Dating a mentally challenged person Webcamsfree

The commission is an independent and highly distinguished body, set up in 1975 to examine areas of the law that need to be reformed.

It has published nearly 200 reports that have led to all sorts of changes.

The talk she gave then resonated with the commission — so much so that when it completed its latest report, and readied it for publication last week, it asked Frieda to launch it.

When she was launching the report, Frieda said: “At the very beginning of this report, the commission talks about how language has evolved.

“I can’t read it without thinking about all the labels that have been applied over the years — many of them in my lifetime: Lunatic, idiot, imbecile, feeble-minded, mongoloid, spastic, retarded, mentally handicapped.

Back in 1990, it published a report on Sexual Offences Against the Mentally Handicapped.

In that report, it said the law must “respect the rights of the mentally handicapped to sexual fulfilment and should not pose unnecessary obstacles to intimate relationships, which find sexual expression, where one of the partners is mentally disabled”. When Frieda spoke to the Law Reform Commission, it was planning to revisit the subject, because no change had happened.

I don’t think my wife would claim that, so I will on her behalf.

A couple of years ago, she spoke passionately about this to the Law Reform Commission, when it was starting to look in detail at the issue.
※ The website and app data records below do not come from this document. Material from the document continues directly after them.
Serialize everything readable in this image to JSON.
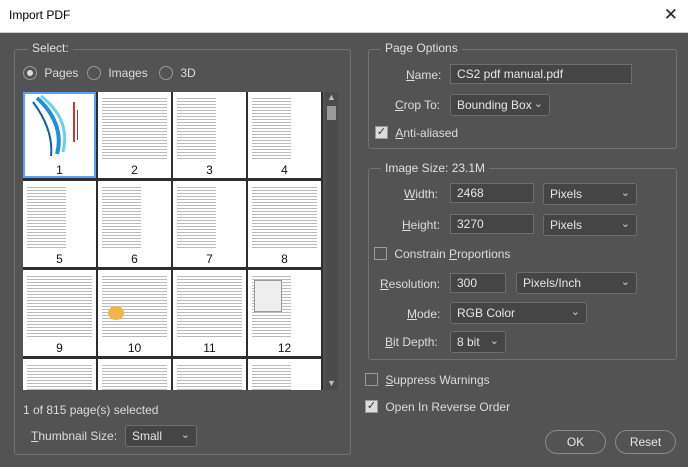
{
  "window": {
    "title": "Import PDF",
    "close_glyph": "✕"
  },
  "select": {
    "legend": "Select:",
    "options": [
      "Pages",
      "Images",
      "3D"
    ],
    "selected": "Pages",
    "thumbnails": [
      "1",
      "2",
      "3",
      "4",
      "5",
      "6",
      "7",
      "8",
      "9",
      "10",
      "11",
      "12"
    ],
    "status": "1 of 815 page(s) selected",
    "thumb_size_label": "Thumbnail Size:",
    "thumb_size_value": "Small"
  },
  "page_options": {
    "legend": "Page Options",
    "name_label": "Name:",
    "name_value": "CS2 pdf manual.pdf",
    "crop_label": "Crop To:",
    "crop_value": "Bounding Box",
    "antialiased_label": "Anti-aliased",
    "antialiased_checked": true
  },
  "image_size": {
    "legend": "Image Size: 23.1M",
    "width_label": "Width:",
    "width_value": "2468",
    "width_unit": "Pixels",
    "height_label": "Height:",
    "height_value": "3270",
    "height_unit": "Pixels",
    "constrain_label": "Constrain Proportions",
    "constrain_checked": false,
    "resolution_label": "Resolution:",
    "resolution_value": "300",
    "resolution_unit": "Pixels/Inch",
    "mode_label": "Mode:",
    "mode_value": "RGB Color",
    "bitdepth_label": "Bit Depth:",
    "bitdepth_value": "8 bit"
  },
  "options": {
    "suppress_label": "Suppress Warnings",
    "suppress_checked": false,
    "reverse_label": "Open In Reverse Order",
    "reverse_checked": true
  },
  "buttons": {
    "ok": "OK",
    "reset": "Reset"
  }
}
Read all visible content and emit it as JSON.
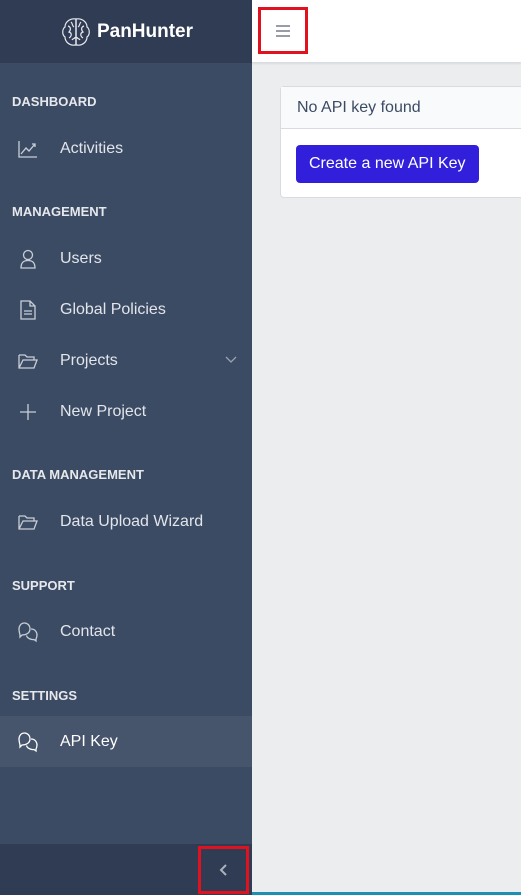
{
  "brand": {
    "name": "PanHunter",
    "logo_icon": "brain-icon"
  },
  "sidebar": {
    "sections": [
      {
        "title": "DASHBOARD"
      },
      {
        "title": "MANAGEMENT"
      },
      {
        "title": "DATA MANAGEMENT"
      },
      {
        "title": "SUPPORT"
      },
      {
        "title": "SETTINGS"
      }
    ],
    "items": [
      {
        "label": "Activities",
        "icon": "chart-line-icon"
      },
      {
        "label": "Users",
        "icon": "user-icon"
      },
      {
        "label": "Global Policies",
        "icon": "document-icon"
      },
      {
        "label": "Projects",
        "icon": "folder-open-icon",
        "has_dropdown": true
      },
      {
        "label": "New Project",
        "icon": "plus-icon"
      },
      {
        "label": "Data Upload Wizard",
        "icon": "folder-open-icon"
      },
      {
        "label": "Contact",
        "icon": "chat-bubbles-icon"
      },
      {
        "label": "API Key",
        "icon": "chat-bubbles-icon",
        "active": true
      }
    ]
  },
  "main": {
    "card": {
      "header": "No API key found",
      "button_label": "Create a new API Key"
    }
  },
  "colors": {
    "sidebar_bg": "#3c4b64",
    "brand_bg": "#303c54",
    "primary": "#321fdb",
    "highlight_border": "#e0121f"
  }
}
A label doesn’t have needs, and a label doesn’t have to have rights, after all.” SHE suggested that the law is worded as it is because “it simply never occurred to the lawmakers that people with an intellectual disability would, or could, have the same feelings as the rest of us.

“For some reason, they made an equation between intellectual capacity and emotional development.” But isn’t it the case, Frieda concluded, that “the right to love and be loved is a basic human right?

“And it reminds me, too, of all the techniques that have been used down through the years.

“The commission’s report traces a history that includes dreadful concepts like eugenics, but other trends have come and gone — institutionalisation, incarceration, normalisation, integration.

So why, for one group of people and for them alone, is there a law against it?